the waiting is the hardest part
Summer hit suddenly, and we’re already deep in the heart of it, having run into its welcoming arms as hard and fast as anyone in love ought. I have already slipped into a uniform of shorts, v necks, and tank tops; I have already given up looking like a grown up and fully embraced dressing like Huckleberry Finn at all times. I have carefully considered the health advantages of becoming a much more moderate drinker, and then I have immediately been handed mason jars full of gin cocktail in the afternoon.
There are many things you can say about my health, my faith, and my lack of determination, but I will never be fool enough to deny a life that hands me mason jars full of gin cocktail in the afternoon.
That mason jar, you see, is a guide into the life you are meant to be living, where you walk lazily through well-mansioned neighborhoods and drink carelessly in the sunshine on other people’s lawns and begin to feel as though you are actually alive instead of just thinking about it. It gives you license to actively make more decisions: to have another drink, to tell a story you’d be otherwise reticent to voice, to stay out late, to drink a root beer and bourbon, to wake up feeling less than perfect.
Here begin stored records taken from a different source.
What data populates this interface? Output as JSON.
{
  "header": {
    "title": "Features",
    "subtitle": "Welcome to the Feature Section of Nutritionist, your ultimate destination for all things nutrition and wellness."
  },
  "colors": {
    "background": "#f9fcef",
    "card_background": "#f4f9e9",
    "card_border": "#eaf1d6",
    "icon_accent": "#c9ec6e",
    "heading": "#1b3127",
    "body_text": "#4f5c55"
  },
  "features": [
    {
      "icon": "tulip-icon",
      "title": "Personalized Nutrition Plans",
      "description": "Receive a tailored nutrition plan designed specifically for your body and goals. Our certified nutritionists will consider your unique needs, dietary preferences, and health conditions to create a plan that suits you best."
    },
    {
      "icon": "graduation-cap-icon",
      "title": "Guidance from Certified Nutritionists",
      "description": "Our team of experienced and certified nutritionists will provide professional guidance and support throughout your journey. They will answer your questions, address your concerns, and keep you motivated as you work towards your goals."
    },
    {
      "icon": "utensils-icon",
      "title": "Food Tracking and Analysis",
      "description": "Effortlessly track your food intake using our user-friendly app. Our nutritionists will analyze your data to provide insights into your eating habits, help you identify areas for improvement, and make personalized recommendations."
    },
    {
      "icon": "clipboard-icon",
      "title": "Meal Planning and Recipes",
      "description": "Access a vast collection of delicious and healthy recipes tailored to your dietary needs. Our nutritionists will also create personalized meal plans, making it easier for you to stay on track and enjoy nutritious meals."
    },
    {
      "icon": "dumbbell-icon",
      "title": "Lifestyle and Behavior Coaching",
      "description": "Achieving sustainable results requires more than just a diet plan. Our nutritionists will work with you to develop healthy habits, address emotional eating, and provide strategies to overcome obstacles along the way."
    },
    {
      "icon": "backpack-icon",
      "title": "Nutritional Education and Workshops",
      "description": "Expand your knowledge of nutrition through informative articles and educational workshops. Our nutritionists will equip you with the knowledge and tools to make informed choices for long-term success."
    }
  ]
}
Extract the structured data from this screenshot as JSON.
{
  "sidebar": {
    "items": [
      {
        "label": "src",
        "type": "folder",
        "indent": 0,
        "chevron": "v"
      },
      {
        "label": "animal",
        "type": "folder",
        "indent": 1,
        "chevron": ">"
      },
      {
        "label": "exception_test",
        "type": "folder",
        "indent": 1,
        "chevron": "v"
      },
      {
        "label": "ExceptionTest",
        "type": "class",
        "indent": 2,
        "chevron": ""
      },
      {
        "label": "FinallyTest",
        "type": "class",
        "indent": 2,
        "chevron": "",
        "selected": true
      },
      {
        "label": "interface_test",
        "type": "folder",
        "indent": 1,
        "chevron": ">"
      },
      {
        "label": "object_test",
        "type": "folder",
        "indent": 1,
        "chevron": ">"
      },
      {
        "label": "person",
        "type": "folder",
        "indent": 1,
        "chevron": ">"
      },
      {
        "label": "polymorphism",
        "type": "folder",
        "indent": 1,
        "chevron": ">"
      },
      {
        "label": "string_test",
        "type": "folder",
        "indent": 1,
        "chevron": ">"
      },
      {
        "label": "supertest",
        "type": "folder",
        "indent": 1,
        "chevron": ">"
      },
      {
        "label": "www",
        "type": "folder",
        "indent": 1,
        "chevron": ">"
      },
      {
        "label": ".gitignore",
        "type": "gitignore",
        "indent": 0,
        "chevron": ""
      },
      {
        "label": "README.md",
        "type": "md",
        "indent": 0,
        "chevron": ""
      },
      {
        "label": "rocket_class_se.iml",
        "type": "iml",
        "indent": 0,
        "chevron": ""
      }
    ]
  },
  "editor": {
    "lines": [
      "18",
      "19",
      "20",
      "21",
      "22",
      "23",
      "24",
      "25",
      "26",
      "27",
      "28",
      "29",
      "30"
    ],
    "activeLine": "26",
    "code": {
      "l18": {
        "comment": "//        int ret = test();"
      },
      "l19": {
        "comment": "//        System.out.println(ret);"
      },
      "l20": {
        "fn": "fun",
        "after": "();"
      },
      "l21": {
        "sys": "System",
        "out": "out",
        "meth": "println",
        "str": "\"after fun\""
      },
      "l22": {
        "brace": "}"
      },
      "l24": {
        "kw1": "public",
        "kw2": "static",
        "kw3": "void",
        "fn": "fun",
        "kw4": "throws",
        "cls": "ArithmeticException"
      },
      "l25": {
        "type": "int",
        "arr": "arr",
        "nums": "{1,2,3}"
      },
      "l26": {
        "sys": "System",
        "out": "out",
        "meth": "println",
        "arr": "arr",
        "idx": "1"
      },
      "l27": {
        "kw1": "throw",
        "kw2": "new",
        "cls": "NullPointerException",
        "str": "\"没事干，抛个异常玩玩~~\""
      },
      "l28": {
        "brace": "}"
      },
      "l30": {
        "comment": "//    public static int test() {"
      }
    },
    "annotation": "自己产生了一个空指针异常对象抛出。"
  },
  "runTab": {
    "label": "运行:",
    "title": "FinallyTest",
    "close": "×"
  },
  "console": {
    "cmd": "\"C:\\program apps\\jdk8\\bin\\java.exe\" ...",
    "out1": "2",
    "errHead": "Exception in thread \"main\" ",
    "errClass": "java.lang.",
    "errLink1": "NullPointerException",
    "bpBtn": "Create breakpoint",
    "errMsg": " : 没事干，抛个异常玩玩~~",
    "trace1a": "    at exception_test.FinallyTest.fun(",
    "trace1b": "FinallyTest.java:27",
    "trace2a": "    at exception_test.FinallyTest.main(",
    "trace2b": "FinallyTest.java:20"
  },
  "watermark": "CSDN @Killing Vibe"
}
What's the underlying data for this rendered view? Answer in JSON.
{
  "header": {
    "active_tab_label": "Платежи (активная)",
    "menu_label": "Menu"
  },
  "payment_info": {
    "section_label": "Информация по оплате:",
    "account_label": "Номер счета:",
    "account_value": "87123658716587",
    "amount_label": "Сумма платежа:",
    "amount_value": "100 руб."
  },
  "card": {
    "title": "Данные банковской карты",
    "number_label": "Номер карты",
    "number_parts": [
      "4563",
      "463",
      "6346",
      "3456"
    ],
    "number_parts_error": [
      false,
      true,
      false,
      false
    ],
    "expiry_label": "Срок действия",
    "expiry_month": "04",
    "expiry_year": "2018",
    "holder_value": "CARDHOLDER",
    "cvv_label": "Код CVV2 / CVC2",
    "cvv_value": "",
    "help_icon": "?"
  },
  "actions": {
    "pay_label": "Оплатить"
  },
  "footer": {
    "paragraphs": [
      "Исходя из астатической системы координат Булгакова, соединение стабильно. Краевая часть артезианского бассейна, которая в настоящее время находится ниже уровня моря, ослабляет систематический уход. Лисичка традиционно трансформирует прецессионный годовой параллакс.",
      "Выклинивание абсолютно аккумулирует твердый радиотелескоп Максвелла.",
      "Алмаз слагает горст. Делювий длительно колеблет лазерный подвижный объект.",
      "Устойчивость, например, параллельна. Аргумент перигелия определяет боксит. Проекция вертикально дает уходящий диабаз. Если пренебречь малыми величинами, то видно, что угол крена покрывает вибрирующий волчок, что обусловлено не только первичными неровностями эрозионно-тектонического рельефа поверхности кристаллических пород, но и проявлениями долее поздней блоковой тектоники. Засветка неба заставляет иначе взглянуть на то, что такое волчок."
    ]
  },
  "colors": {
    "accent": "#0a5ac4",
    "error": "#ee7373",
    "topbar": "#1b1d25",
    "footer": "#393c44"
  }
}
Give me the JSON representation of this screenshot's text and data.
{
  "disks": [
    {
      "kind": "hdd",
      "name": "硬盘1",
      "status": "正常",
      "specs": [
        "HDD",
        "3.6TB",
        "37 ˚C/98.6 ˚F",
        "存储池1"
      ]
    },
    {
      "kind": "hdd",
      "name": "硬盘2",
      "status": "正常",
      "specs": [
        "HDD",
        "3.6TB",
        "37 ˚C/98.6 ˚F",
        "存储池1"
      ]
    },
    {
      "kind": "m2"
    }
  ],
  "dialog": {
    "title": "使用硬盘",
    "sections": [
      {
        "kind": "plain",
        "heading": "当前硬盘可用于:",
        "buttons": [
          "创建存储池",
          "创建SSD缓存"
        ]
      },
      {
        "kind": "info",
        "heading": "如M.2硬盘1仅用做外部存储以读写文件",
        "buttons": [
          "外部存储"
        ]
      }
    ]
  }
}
It lets you make mistakes, because the opposite of making mistakes is doing nothing at all.
A few weeks ago, I took a four hour walk on which I listened to the best chunks of the Tom Petty back catalog. I listened to Damn the Torpedoes and Full Moon Fever and Hard Promises, and I made some hard, fast decisions about my life because it was one of those rare occasions wherein a hard, fast decision needed to be made. I got sunburnt. I felt delirious.
Things changed after that. I changed after that.
And so, because it is summer and because I cannot shake the feeling that I am actually a real, live, breathing part of my own life, and because the sun continues to shine and beer tastes better and I have once again begun speaking in earnest about words and men and change, I continue to listen to Tom Petty. He begins albums with lines like, “Honey, don’t walk out, I’m too drunk to follow.” He courts women who are going to listen to their hearts, because the other option is to be lured by some dude with a lot of cocaine. He loves women for a long time, and then one day decides he’ll get over them. “It won’t take long.”
He puts on some Del Shannon, and he drives.
Summer is Tom Petty’s season, and it is easy to fall into his songs and this sunshine and think, too, that it is my season, that it is our season. It is the season where you get to be exactly the person you are and say everything you really want to say to people’s faces, and then drink a beer with them after you say it. Tom Petty and the weather make it absolutely acceptable – poetic, even – to say things like, “Honey, don’t walk out, I’m too drunk to follow.”
Something about that is very exhilarating, and it is that heightened sense of living that makes it very easy to throw on a pair of shorts and a tank top and walk into the world with your headphones on, letting Tom Petty narrate your existence for the next four months in the hopes that he will help push it from a place of possibility into one of happening.